They say the human body is made up mostly of water. A few clever artists from throughout the world have taken the idea a step further by imagining what the body would be like if it were made up entirely of water.

It brings a new meaning to the old saying, “I can see right through you.”

One of the best examples I found of these water bodies comes from Beach Park in Brazil, the largest water park in Latin America. A print ad campaign by Verve Communications features three pictures of water people in their bathing suits. Click on the pictures above to enlarge them.

As interpreted from Portuguese, the ad slogans can be read to say:

“You’re 70% made of water. And some swim suit.”

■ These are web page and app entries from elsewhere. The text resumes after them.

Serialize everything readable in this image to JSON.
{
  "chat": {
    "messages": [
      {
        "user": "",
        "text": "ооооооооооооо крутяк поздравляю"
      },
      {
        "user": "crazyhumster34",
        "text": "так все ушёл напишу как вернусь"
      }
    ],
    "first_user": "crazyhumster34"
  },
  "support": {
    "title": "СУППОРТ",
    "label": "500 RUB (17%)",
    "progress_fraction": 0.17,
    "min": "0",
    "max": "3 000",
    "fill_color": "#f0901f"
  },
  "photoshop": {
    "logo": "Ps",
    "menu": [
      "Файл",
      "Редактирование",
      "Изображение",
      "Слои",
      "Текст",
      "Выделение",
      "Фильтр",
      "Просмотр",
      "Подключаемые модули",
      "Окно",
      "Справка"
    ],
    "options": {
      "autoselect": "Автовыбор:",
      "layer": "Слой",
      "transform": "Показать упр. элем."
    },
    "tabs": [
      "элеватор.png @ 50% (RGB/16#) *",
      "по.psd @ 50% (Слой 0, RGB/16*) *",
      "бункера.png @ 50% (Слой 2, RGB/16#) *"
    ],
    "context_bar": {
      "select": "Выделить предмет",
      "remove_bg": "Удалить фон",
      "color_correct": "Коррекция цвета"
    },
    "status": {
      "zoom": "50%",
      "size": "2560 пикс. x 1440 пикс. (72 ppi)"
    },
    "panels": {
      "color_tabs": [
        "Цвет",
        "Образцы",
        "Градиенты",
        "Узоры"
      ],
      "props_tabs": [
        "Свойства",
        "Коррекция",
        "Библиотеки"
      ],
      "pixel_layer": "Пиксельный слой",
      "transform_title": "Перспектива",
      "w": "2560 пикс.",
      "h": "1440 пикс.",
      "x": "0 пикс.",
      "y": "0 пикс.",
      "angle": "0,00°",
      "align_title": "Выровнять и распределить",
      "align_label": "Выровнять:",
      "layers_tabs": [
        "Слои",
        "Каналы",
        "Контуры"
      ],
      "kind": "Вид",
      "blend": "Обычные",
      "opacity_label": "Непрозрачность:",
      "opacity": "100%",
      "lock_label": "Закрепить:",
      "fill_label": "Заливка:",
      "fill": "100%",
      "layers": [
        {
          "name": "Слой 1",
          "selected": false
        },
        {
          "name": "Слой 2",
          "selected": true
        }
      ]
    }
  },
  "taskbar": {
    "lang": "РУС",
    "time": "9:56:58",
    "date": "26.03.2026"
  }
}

“You can’t wash your soul without getting wet.”

“Have you ever noticed that the sound of running water is good therapy.”

So maybe these slogans work better for a Brazilian audience, but still you have to like the pictures.

Other interesting images can be found on instructional websites that explain how to turn people into water figures. In “Designer Today,” Beatriz Mariniello shows how to combine images of a woman jumping with splashing water to create a unique water woman.

I’m surprised at the number of tutorials showing how to create water people, both men and women. Frankly, many of them are not that good. But I did like the image produced by Jennifer Cirpici in “Digital Arts.”

On a somewhat different theme, photographer Sarah Lee often focuses on human figures in her inspirational underwater photos. Some of her photos are featured in an article by “Megadeluxe,” which includes an interview in which Sarah Lee describes her passion for underwater photography. See also wallclipper.com/tagged/sarahlee for more of her photos or visit Sarah Lee’s own web page showing her underwater work.